Do This If Your Landlord Won’t Return Security Deposit for Normal Wear and Tear!
You’re on the move. You have a new place, cleaned the old one, and now all you need is to wait for your security deposit check to arrive at your new address.
Thirty days pass – the legal timeframe for returning deposits – and nothing.
Then, you find out your landlord won’t return your security deposit.
Tenants across Texas need to know this: your landlord can’t keep your deposit without a legal reason. It’s the law.
Here’s what you need to do if your landlord is withholding your security deposit past the state deadline.
Start with an Investigation
Texas law says landlords must return your security deposit within 30 days minus the cost of repairs.
Ideally, you walked through the check-out process with your landlord, and they pointed out the problems – if any – to you. If not, you’re not out of luck.
If repairs are needed, then you need to know about it. If that’s their excuse for holding on to your money, ask for an itemized list and invoices as proof of service.
While they can charge for needed repairs, a landlord can’t use the deposit to pay for ordinary wear and tear.

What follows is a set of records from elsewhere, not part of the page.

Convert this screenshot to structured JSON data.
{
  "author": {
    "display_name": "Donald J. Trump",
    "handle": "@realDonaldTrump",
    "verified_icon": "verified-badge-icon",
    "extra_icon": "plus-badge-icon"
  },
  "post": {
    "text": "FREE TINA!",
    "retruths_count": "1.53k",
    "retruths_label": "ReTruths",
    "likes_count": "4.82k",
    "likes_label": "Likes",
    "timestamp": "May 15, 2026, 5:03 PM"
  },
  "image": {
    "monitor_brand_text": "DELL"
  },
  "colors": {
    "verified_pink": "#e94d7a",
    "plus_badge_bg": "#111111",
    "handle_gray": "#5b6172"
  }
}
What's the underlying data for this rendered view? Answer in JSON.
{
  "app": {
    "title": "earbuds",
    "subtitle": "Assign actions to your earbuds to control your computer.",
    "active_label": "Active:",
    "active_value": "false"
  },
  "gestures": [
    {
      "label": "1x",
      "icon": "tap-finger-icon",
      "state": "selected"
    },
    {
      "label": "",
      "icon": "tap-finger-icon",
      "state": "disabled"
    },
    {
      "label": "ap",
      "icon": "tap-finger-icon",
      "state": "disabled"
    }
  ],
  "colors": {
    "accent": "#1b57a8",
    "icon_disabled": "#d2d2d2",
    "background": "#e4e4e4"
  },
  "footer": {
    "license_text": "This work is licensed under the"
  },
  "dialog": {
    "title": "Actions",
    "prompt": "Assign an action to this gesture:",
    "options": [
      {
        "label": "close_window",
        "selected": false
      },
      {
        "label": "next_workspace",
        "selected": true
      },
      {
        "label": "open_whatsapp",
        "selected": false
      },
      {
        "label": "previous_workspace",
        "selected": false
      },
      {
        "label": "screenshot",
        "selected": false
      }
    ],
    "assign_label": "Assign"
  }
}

From here, you’ll need to use your notes and checklists from move-in and the documents from your move-out day. If you broke the stove, stained the floor, or lost a light fixture, then you may need to pay. However, if the unit looks the same – if not better – then when you moved in, your notes should prevent them from making their case.
If they won’t engage or continue to withhold your deposit, you’ll move to the second phase: a lawsuit.
Landlord Won’t Return Security Deposit? Sue Them
A landlord can’t charge you for wear and tear. If your landlord won’t return your deposit or insists on charging you part of the deposit and won’t relent, you may need to sue.
Small claims court in Texas is known as the Justice Courts. They work quickly and cost little – usually less than $50. You might even get a deferral if you are on a low income.
To get started, you need to ask for the return of the deposit in writing. Your letter needs to contain the facts (move-in/out conditions), your legal rights under Texas law, your terms (when you want the check) and your intent to sue.
Providing this letter before you sue will build your case and, if they don’t respond, you may be able to ask for damage. However, civil actions can’t amount to more than $10,000.
If they don’t respond, then it’s time to sue.
Don’t Give Up on Your Deposit
If your landlord won’t return your security deposit or wants to charge you for wear and tear – don’t give up.
The law says they must return it within 30 days of your departure. And they can’t decline to do so without reason.
Ideally, you have plenty of evidence and a paper trail to back you up. Even if you don’t, you may still be able to sue.
Tenants in Texas have rights. If you are battling a lawless landlord, get in touch to learn more about how you can get your money back.